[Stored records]
● ● ● ● ● ● ●

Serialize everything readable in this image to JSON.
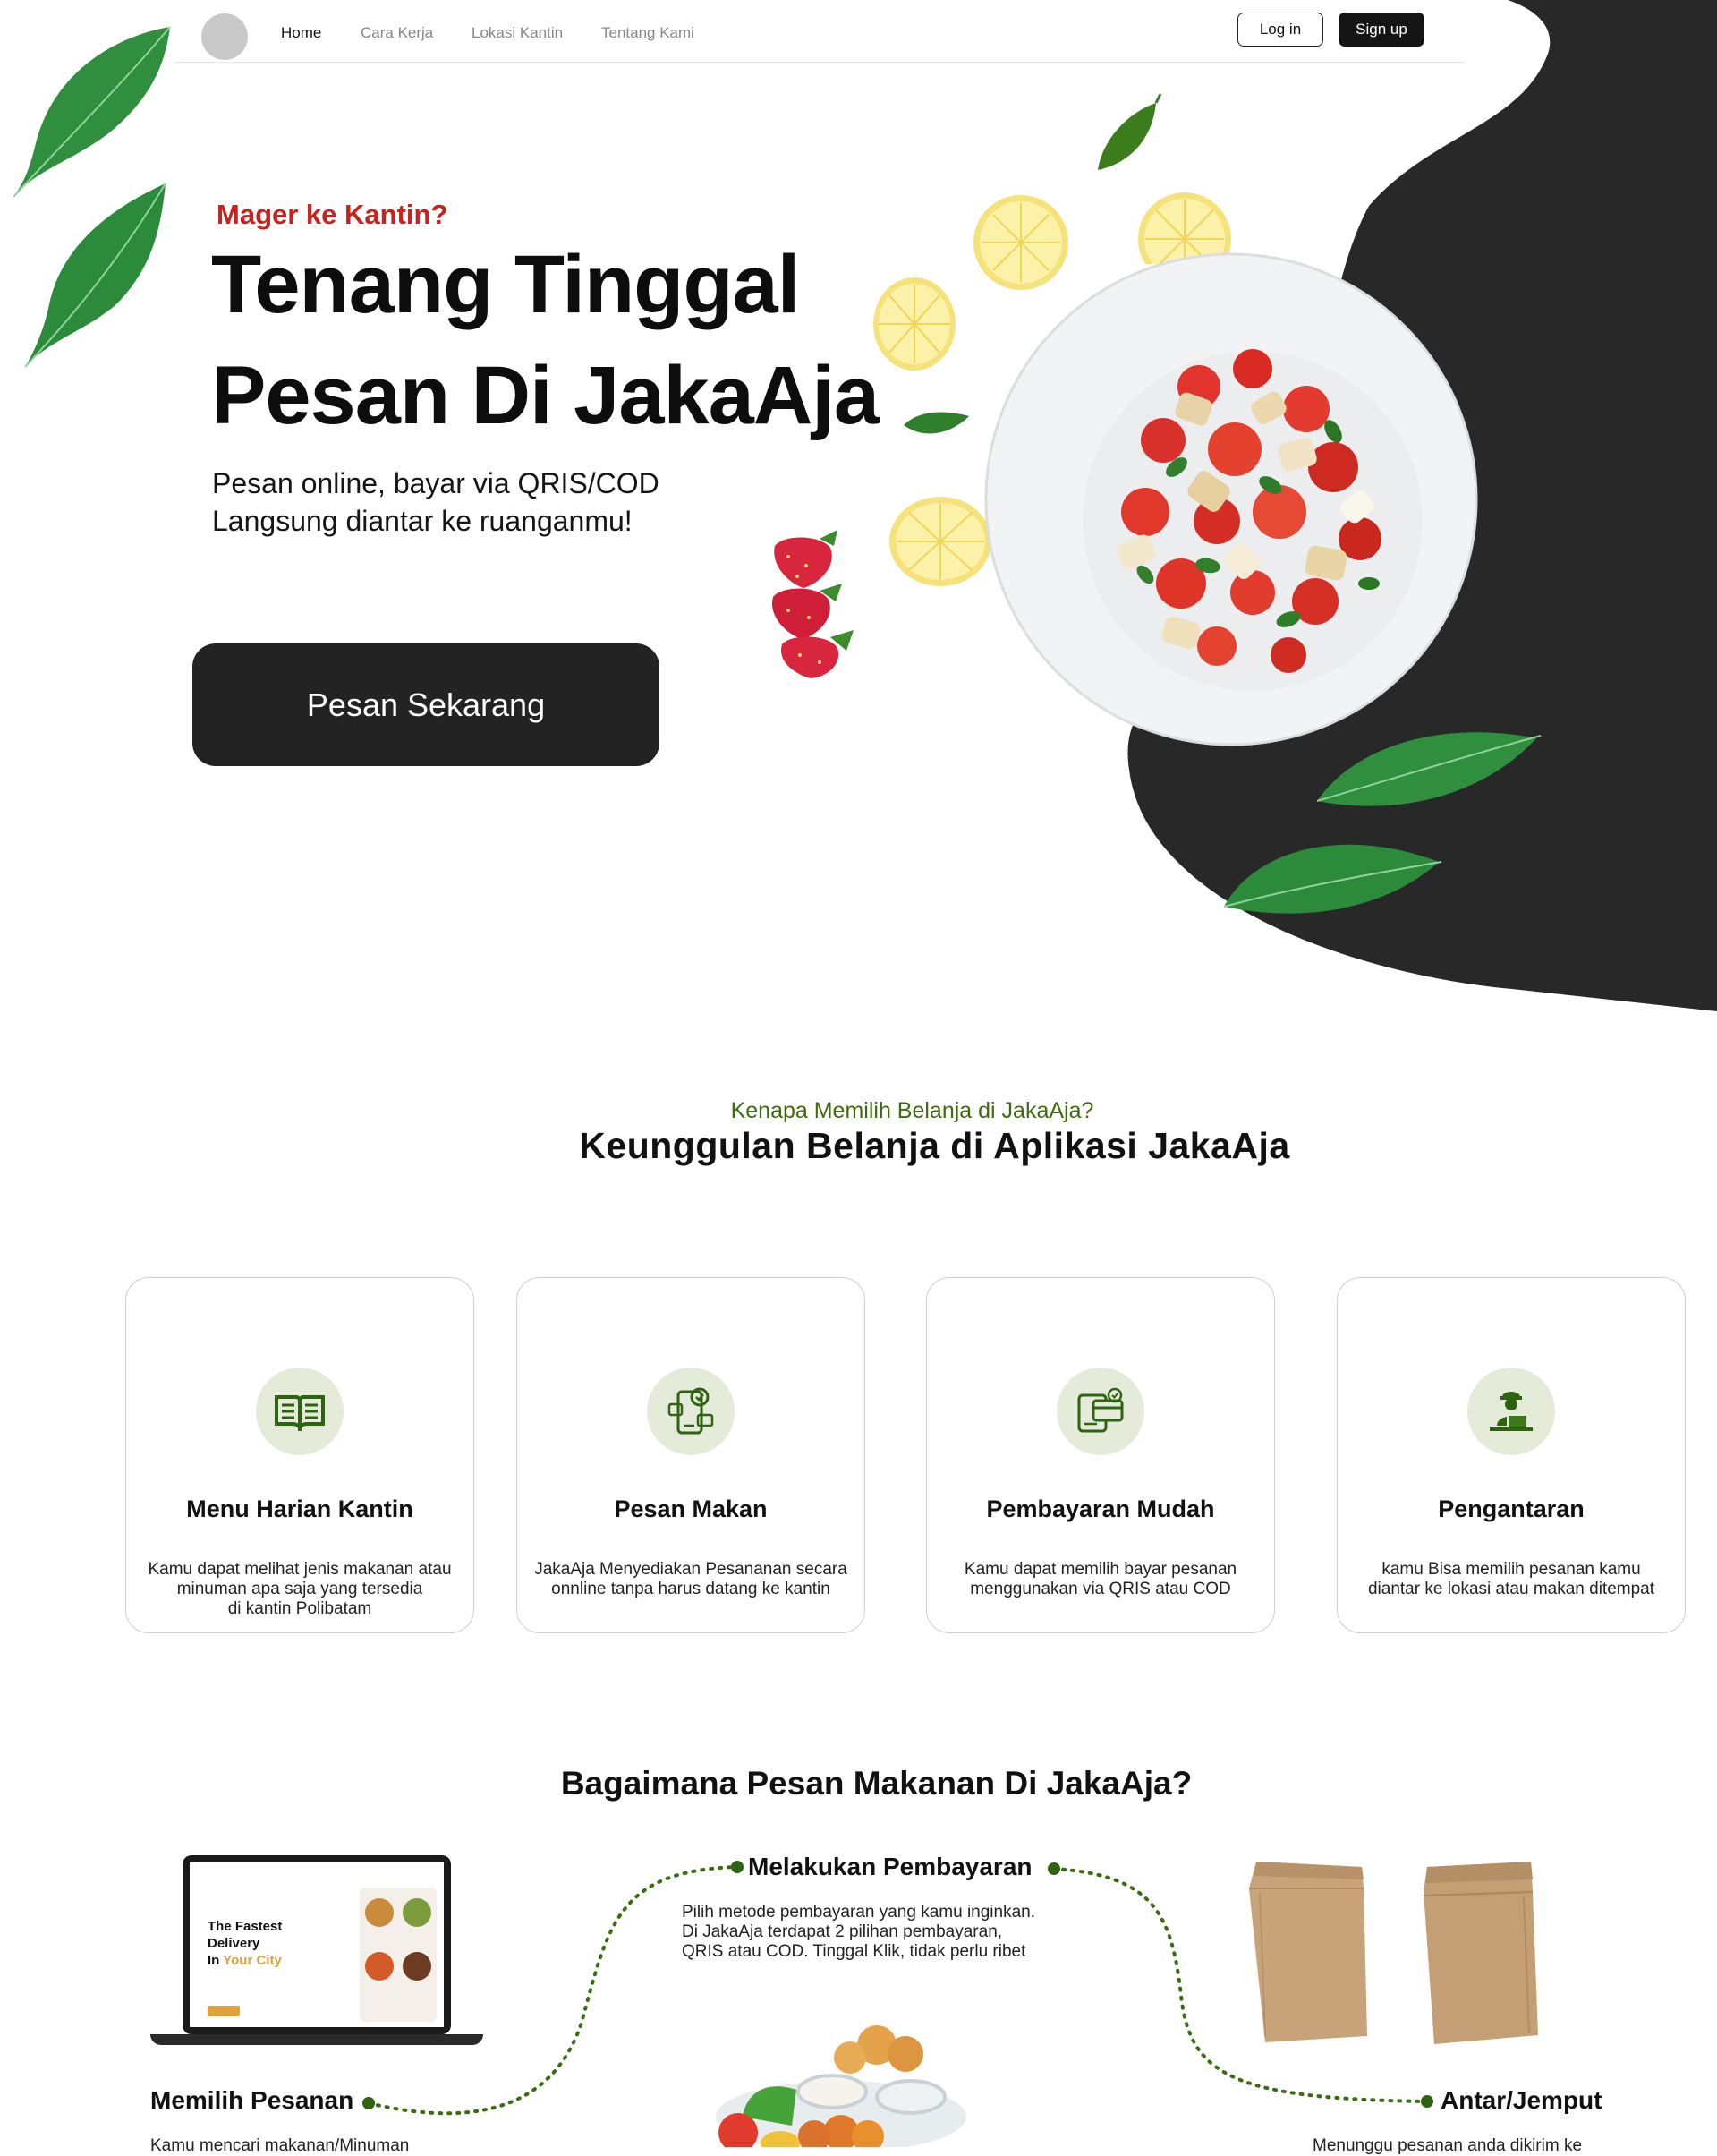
{
  "nav": {
    "links": [
      "Home",
      "Cara Kerja",
      "Lokasi Kantin",
      "Tentang Kami"
    ],
    "login": "Log in",
    "signup": "Sign up"
  },
  "hero": {
    "eyebrow": "Mager ke Kantin?",
    "title_line1": "Tenang Tinggal",
    "title_line2": "Pesan Di JakaAja",
    "sub_line1": "Pesan online, bayar via QRIS/COD",
    "sub_line2": "Langsung diantar ke ruanganmu!",
    "cta": "Pesan Sekarang"
  },
  "features": {
    "eyebrow": "Kenapa Memilih Belanja di JakaAja?",
    "title": "Keunggulan Belanja di Aplikasi JakaAja",
    "cards": [
      {
        "title": "Menu Harian Kantin",
        "text": [
          "Kamu dapat melihat jenis makanan atau",
          "minuman apa saja yang tersedia",
          "di kantin Polibatam"
        ],
        "icon": "book-menu-icon"
      },
      {
        "title": "Pesan Makan",
        "text": [
          "JakaAja Menyediakan Pesananan secara",
          "onnline tanpa harus datang ke kantin"
        ],
        "icon": "phone-order-icon"
      },
      {
        "title": "Pembayaran Mudah",
        "text": [
          "Kamu dapat memilih bayar pesanan",
          "menggunakan via QRIS atau COD"
        ],
        "icon": "payment-card-icon"
      },
      {
        "title": "Pengantaran",
        "text": [
          "kamu Bisa memilih pesanan kamu",
          "diantar ke lokasi atau makan ditempat"
        ],
        "icon": "delivery-courier-icon"
      }
    ]
  },
  "how": {
    "title": "Bagaimana Pesan Makanan Di JakaAja?",
    "steps": {
      "choose": {
        "label": "Memilih Pesanan",
        "text": "Kamu mencari makanan/Minuman"
      },
      "pay": {
        "label": "Melakukan Pembayaran",
        "text": [
          "Pilih metode pembayaran yang kamu inginkan.",
          "Di JakaAja terdapat 2 pilihan pembayaran,",
          "QRIS atau COD. Tinggal Klik, tidak perlu ribet"
        ]
      },
      "deliver": {
        "label": "Antar/Jemput",
        "text": "Menunggu pesanan anda dikirim ke"
      }
    },
    "laptop_screen": {
      "headline1": "The Fastest",
      "headline2": "Delivery",
      "headline3a": "In ",
      "headline3b": "Your City"
    }
  },
  "colors": {
    "accent_red": "#c8221f",
    "accent_green": "#3f6a0e",
    "dark": "#232323",
    "icon_bg": "#e4ecd9"
  }
}
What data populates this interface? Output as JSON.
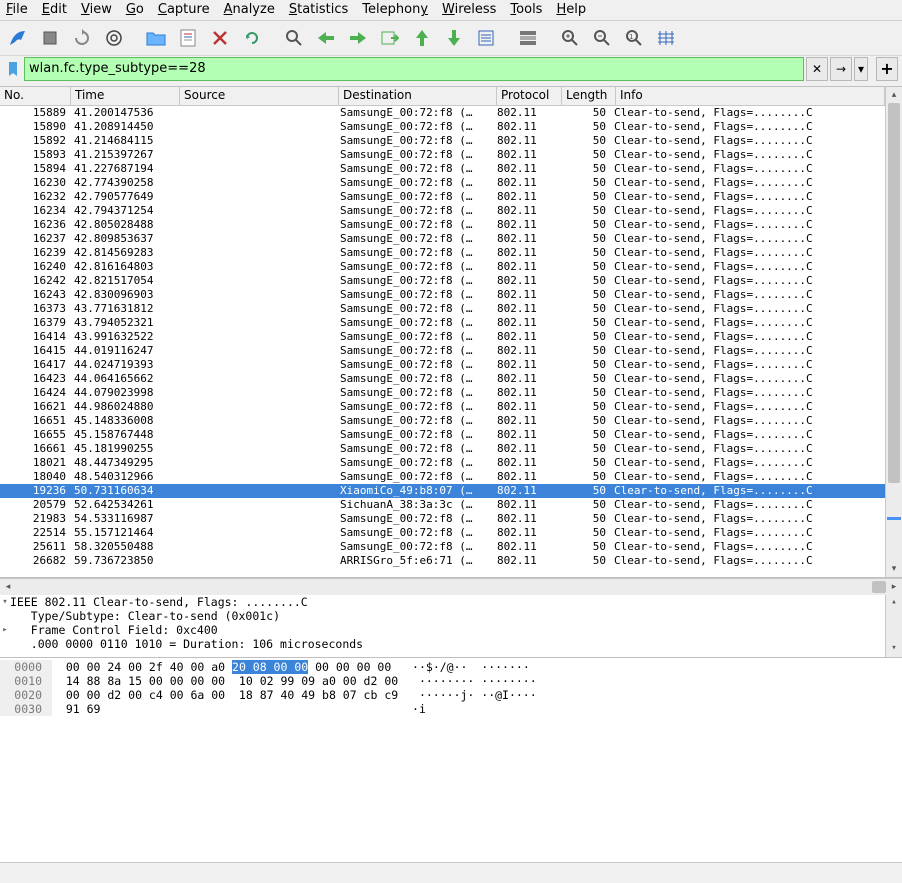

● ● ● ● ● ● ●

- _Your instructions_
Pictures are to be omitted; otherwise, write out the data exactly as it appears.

- _Answer box_
Serialize everything readable in this image to JSON.
{
  "nav": {
    "links": [
      "Home",
      "Cara Kerja",
      "Lokasi Kantin",
      "Tentang Kami"
    ],
    "login": "Log in",
    "signup": "Sign up"
  },
  "hero": {
    "eyebrow": "Mager ke Kantin?",
    "title_line1": "Tenang Tinggal",
    "title_line2": "Pesan Di JakaAja",
    "sub_line1": "Pesan online, bayar via QRIS/COD",
    "sub_line2": "Langsung diantar ke ruanganmu!",
    "cta": "Pesan Sekarang"
  },
  "features": {
    "eyebrow": "Kenapa Memilih Belanja di JakaAja?",
    "title": "Keunggulan Belanja di Aplikasi JakaAja",
    "cards": [
      {
        "title": "Menu Harian Kantin",
        "text": [
          "Kamu dapat melihat jenis makanan atau",
          "minuman apa saja yang tersedia",
          "di kantin Polibatam"
        ],
        "icon": "book-menu-icon"
      },
      {
        "title": "Pesan Makan",
        "text": [
          "JakaAja Menyediakan Pesananan secara",
          "onnline tanpa harus datang ke kantin"
        ],
        "icon": "phone-order-icon"
      },
      {
        "title": "Pembayaran Mudah",
        "text": [
          "Kamu dapat memilih bayar pesanan",
          "menggunakan via QRIS atau COD"
        ],
        "icon": "payment-card-icon"
      },
      {
        "title": "Pengantaran",
        "text": [
          "kamu Bisa memilih pesanan kamu",
          "diantar ke lokasi atau makan ditempat"
        ],
        "icon": "delivery-courier-icon"
      }
    ]
  },
  "how": {
    "title": "Bagaimana Pesan Makanan Di JakaAja?",
    "steps": {
      "choose": {
        "label": "Memilih Pesanan",
        "text": "Kamu mencari makanan/Minuman"
      },
      "pay": {
        "label": "Melakukan Pembayaran",
        "text": [
          "Pilih metode pembayaran yang kamu inginkan.",
          "Di JakaAja terdapat 2 pilihan pembayaran,",
          "QRIS atau COD. Tinggal Klik, tidak perlu ribet"
        ]
      },
      "deliver": {
        "label": "Antar/Jemput",
        "text": "Menunggu pesanan anda dikirim ke"
      }
    },
    "laptop_screen": {
      "headline1": "The Fastest",
      "headline2": "Delivery",
      "headline3a": "In ",
      "headline3b": "Your City"
    }
  },
  "colors": {
    "accent_red": "#c8221f",
    "accent_green": "#3f6a0e",
    "dark": "#232323",
    "icon_bg": "#e4ecd9"
  }
}
What data populates this interface? Output as JSON.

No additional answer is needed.